DIRECTIONS FOR THIS TASK - What is needed here is a word-for-word copy of all the entries below.

AVAILABLE DATA -
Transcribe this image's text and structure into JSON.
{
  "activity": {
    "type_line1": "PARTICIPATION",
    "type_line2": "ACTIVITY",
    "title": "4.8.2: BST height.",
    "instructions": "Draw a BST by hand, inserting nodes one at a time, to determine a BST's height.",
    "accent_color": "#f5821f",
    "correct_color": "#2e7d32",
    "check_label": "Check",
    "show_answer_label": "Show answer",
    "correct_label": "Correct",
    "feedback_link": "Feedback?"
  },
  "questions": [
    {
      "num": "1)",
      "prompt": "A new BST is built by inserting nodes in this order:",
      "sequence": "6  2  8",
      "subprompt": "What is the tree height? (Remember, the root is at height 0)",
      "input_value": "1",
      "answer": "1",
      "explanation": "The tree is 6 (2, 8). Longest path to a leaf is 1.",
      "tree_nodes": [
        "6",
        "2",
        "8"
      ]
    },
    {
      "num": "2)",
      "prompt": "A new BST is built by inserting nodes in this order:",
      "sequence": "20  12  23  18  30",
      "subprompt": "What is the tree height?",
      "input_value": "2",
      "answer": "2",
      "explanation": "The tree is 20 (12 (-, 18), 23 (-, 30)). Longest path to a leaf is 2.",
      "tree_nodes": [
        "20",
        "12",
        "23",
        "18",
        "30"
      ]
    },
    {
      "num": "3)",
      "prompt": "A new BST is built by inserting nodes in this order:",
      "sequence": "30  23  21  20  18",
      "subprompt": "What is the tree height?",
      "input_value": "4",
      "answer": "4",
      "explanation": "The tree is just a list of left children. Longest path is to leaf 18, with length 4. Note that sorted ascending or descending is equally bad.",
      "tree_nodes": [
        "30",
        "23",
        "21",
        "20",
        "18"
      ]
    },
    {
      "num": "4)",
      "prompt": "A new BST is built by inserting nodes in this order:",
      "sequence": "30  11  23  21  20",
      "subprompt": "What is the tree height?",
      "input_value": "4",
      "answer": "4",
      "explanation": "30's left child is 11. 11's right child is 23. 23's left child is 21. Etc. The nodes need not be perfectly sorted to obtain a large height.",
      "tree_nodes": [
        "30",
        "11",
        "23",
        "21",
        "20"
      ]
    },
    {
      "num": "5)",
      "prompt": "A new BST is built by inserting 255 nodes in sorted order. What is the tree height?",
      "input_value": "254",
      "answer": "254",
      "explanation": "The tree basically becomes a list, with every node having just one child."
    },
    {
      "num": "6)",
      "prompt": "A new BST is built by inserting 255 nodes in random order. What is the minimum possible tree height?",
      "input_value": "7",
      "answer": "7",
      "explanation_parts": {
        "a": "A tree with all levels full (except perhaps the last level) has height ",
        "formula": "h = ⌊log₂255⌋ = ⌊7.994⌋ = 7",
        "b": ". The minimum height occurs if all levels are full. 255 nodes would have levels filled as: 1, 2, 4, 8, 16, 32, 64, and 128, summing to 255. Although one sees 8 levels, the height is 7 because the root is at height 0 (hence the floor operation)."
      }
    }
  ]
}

OUTPUT -
Transcribe this image's text and structure into JSON.
{
  "activity": {
    "type_line1": "PARTICIPATION",
    "type_line2": "ACTIVITY",
    "title": "4.8.2: BST height.",
    "instructions": "Draw a BST by hand, inserting nodes one at a time, to determine a BST's height.",
    "accent_color": "#f5821f",
    "correct_color": "#2e7d32",
    "check_label": "Check",
    "show_answer_label": "Show answer",
    "correct_label": "Correct",
    "feedback_link": "Feedback?"
  },
  "questions": [
    {
      "num": "1)",
      "prompt": "A new BST is built by inserting nodes in this order:",
      "sequence": "6  2  8",
      "subprompt": "What is the tree height? (Remember, the root is at height 0)",
      "input_value": "1",
      "answer": "1",
      "explanation": "The tree is 6 (2, 8). Longest path to a leaf is 1.",
      "tree_nodes": [
        "6",
        "2",
        "8"
      ]
    },
    {
      "num": "2)",
      "prompt": "A new BST is built by inserting nodes in this order:",
      "sequence": "20  12  23  18  30",
      "subprompt": "What is the tree height?",
      "input_value": "2",
      "answer": "2",
      "explanation": "The tree is 20 (12 (-, 18), 23 (-, 30)). Longest path to a leaf is 2.",
      "tree_nodes": [
        "20",
        "12",
        "23",
        "18",
        "30"
      ]
    },
    {
      "num": "3)",
      "prompt": "A new BST is built by inserting nodes in this order:",
      "sequence": "30  23  21  20  18",
      "subprompt": "What is the tree height?",
      "input_value": "4",
      "answer": "4",
      "explanation": "The tree is just a list of left children. Longest path is to leaf 18, with length 4. Note that sorted ascending or descending is equally bad.",
      "tree_nodes": [
        "30",
        "23",
        "21",
        "20",
        "18"
      ]
    },
    {
      "num": "4)",
      "prompt": "A new BST is built by inserting nodes in this order:",
      "sequence": "30  11  23  21  20",
      "subprompt": "What is the tree height?",
      "input_value": "4",
      "answer": "4",
      "explanation": "30's left child is 11. 11's right child is 23. 23's left child is 21. Etc. The nodes need not be perfectly sorted to obtain a large height.",
      "tree_nodes": [
        "30",
        "11",
        "23",
        "21",
        "20"
      ]
    },
    {
      "num": "5)",
      "prompt": "A new BST is built by inserting 255 nodes in sorted order. What is the tree height?",
      "input_value": "254",
      "answer": "254",
      "explanation": "The tree basically becomes a list, with every node having just one child."
    },
    {
      "num": "6)",
      "prompt": "A new BST is built by inserting 255 nodes in random order. What is the minimum possible tree height?",
      "input_value": "7",
      "answer": "7",
      "explanation_parts": {
        "a": "A tree with all levels full (except perhaps the last level) has height ",
        "formula": "h = ⌊log₂255⌋ = ⌊7.994⌋ = 7",
        "b": ". The minimum height occurs if all levels are full. 255 nodes would have levels filled as: 1, 2, 4, 8, 16, 32, 64, and 128, summing to 255. Although one sees 8 levels, the height is 7 because the root is at height 0 (hence the floor operation)."
      }
    }
  ]
}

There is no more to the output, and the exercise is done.